Copy each record below without changing a single word.

Dataset rows describing interfaces

+++

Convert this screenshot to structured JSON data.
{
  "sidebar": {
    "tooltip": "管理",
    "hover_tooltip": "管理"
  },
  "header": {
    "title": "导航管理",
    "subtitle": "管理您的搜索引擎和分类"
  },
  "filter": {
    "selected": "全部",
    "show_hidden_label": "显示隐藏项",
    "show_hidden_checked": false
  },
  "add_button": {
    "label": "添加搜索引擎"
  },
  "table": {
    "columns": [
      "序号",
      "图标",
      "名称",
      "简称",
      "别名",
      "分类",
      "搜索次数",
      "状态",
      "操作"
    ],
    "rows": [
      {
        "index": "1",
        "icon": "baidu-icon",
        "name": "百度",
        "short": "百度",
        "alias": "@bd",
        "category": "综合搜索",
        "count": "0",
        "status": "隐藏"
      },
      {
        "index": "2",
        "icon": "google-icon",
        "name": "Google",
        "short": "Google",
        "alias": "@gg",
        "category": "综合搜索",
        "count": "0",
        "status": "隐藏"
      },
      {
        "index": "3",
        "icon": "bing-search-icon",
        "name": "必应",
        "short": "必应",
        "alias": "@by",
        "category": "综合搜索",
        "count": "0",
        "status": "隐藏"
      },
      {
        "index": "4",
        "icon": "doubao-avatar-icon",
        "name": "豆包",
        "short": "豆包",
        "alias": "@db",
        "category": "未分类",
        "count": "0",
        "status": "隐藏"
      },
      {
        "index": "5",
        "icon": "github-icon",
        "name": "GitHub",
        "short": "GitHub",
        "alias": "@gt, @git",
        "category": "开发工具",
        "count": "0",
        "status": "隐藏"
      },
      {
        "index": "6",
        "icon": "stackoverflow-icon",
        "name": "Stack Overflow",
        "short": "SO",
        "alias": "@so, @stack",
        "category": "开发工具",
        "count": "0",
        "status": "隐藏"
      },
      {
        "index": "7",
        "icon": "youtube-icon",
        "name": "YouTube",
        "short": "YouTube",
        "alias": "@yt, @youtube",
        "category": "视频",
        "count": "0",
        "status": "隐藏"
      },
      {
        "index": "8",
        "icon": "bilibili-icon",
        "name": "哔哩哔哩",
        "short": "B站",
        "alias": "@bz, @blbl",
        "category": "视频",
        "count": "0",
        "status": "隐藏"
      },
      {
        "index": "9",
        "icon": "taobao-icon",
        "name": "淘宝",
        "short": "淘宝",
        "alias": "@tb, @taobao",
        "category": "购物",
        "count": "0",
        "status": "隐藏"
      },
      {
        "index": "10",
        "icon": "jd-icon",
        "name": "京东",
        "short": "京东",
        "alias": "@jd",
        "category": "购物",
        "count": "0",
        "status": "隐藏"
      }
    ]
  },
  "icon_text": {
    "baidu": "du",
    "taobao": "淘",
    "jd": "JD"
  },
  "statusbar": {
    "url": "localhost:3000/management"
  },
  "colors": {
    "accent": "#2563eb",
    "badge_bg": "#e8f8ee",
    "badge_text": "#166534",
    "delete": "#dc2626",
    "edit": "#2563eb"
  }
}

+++

* [Written answer]
Convert this screenshot to structured JSON data.
{
  "sidebar": {
    "tooltip": "管理",
    "hover_tooltip": "管理"
  },
  "header": {
    "title": "导航管理",
    "subtitle": "管理您的搜索引擎和分类"
  },
  "filter": {
    "selected": "全部",
    "show_hidden_label": "显示隐藏项",
    "show_hidden_checked": false
  },
  "add_button": {
    "label": "添加搜索引擎"
  },
  "table": {
    "columns": [
      "序号",
      "图标",
      "名称",
      "简称",
      "别名",
      "分类",
      "搜索次数",
      "状态",
      "操作"
    ],
    "rows": [
      {
        "index": "1",
        "icon": "baidu-icon",
        "name": "百度",
        "short": "百度",
        "alias": "@bd",
        "category": "综合搜索",
        "count": "0",
        "status": "隐藏"
      },
      {
        "index": "2",
        "icon": "google-icon",
        "name": "Google",
        "short": "Google",
        "alias": "@gg",
        "category": "综合搜索",
        "count": "0",
        "status": "隐藏"
      },
      {
        "index": "3",
        "icon": "bing-search-icon",
        "name": "必应",
        "short": "必应",
        "alias": "@by",
        "category": "综合搜索",
        "count": "0",
        "status": "隐藏"
      },
      {
        "index": "4",
        "icon": "doubao-avatar-icon",
        "name": "豆包",
        "short": "豆包",
        "alias": "@db",
        "category": "未分类",
        "count": "0",
        "status": "隐藏"
      },
      {
        "index": "5",
        "icon": "github-icon",
        "name": "GitHub",
        "short": "GitHub",
        "alias": "@gt, @git",
        "category": "开发工具",
        "count": "0",
        "status": "隐藏"
      },
      {
        "index": "6",
        "icon": "stackoverflow-icon",
        "name": "Stack Overflow",
        "short": "SO",
        "alias": "@so, @stack",
        "category": "开发工具",
        "count": "0",
        "status": "隐藏"
      },
      {
        "index": "7",
        "icon": "youtube-icon",
        "name": "YouTube",
        "short": "YouTube",
        "alias": "@yt, @youtube",
        "category": "视频",
        "count": "0",
        "status": "隐藏"
      },
      {
        "index": "8",
        "icon": "bilibili-icon",
        "name": "哔哩哔哩",
        "short": "B站",
        "alias": "@bz, @blbl",
        "category": "视频",
        "count": "0",
        "status": "隐藏"
      },
      {
        "index": "9",
        "icon": "taobao-icon",
        "name": "淘宝",
        "short": "淘宝",
        "alias": "@tb, @taobao",
        "category": "购物",
        "count": "0",
        "status": "隐藏"
      },
      {
        "index": "10",
        "icon": "jd-icon",
        "name": "京东",
        "short": "京东",
        "alias": "@jd",
        "category": "购物",
        "count": "0",
        "status": "隐藏"
      }
    ]
  },
  "icon_text": {
    "baidu": "du",
    "taobao": "淘",
    "jd": "JD"
  },
  "statusbar": {
    "url": "localhost:3000/management"
  },
  "colors": {
    "accent": "#2563eb",
    "badge_bg": "#e8f8ee",
    "badge_text": "#166534",
    "delete": "#dc2626",
    "edit": "#2563eb"
  }
}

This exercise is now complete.